> ABOUT THIS TASK: Your task is to find every line in the records that holds the string "icon" and copy it.

[Opening RECORDS FOR THIS EXERCISE section]

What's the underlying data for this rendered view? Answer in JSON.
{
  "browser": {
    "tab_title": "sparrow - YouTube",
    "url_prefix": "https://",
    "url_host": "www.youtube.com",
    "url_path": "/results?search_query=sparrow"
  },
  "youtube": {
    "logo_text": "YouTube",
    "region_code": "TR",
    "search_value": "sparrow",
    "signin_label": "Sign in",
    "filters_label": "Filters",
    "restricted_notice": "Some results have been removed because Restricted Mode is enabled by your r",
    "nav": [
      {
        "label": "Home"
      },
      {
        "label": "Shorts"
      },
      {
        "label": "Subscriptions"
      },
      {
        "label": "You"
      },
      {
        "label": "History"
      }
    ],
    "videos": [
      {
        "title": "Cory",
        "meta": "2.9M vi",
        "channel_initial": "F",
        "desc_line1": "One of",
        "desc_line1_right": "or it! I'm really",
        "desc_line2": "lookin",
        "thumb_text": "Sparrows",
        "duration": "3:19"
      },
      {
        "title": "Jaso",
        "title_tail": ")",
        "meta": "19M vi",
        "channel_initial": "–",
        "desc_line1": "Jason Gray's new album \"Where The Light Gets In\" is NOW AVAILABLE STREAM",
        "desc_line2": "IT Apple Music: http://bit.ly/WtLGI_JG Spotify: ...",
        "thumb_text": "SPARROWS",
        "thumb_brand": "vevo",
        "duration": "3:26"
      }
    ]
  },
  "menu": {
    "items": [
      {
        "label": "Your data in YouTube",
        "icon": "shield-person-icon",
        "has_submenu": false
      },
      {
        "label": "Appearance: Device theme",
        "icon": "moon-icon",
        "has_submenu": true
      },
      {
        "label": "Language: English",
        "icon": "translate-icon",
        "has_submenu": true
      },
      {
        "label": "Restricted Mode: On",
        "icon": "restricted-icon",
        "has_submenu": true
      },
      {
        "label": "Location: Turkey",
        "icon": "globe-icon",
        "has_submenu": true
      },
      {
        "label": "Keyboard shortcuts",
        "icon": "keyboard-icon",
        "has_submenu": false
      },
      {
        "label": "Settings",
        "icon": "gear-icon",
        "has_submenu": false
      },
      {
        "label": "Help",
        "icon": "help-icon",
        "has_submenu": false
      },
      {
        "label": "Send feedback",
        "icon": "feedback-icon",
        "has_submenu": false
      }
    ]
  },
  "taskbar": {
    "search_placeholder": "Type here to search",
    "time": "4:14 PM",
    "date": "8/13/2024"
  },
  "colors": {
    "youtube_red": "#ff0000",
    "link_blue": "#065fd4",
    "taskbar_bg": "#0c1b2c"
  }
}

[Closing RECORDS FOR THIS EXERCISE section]
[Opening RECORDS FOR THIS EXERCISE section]

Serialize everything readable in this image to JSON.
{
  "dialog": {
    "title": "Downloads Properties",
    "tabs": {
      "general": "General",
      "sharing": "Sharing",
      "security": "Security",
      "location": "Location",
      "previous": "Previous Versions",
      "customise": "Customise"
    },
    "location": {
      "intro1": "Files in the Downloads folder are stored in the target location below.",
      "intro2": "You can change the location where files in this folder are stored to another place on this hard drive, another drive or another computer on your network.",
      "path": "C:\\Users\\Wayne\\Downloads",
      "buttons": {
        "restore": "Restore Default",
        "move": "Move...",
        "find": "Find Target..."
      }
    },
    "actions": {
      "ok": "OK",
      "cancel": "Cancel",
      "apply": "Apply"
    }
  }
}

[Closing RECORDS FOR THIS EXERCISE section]

> RESULT FOR THIS EXERCISE:
        "icon": "shield-person-icon",
        "icon": "moon-icon",
        "icon": "translate-icon",
        "icon": "restricted-icon",
        "icon": "globe-icon",
        "icon": "keyboard-icon",
        "icon": "gear-icon",
        "icon": "help-icon",
        "icon": "feedback-icon",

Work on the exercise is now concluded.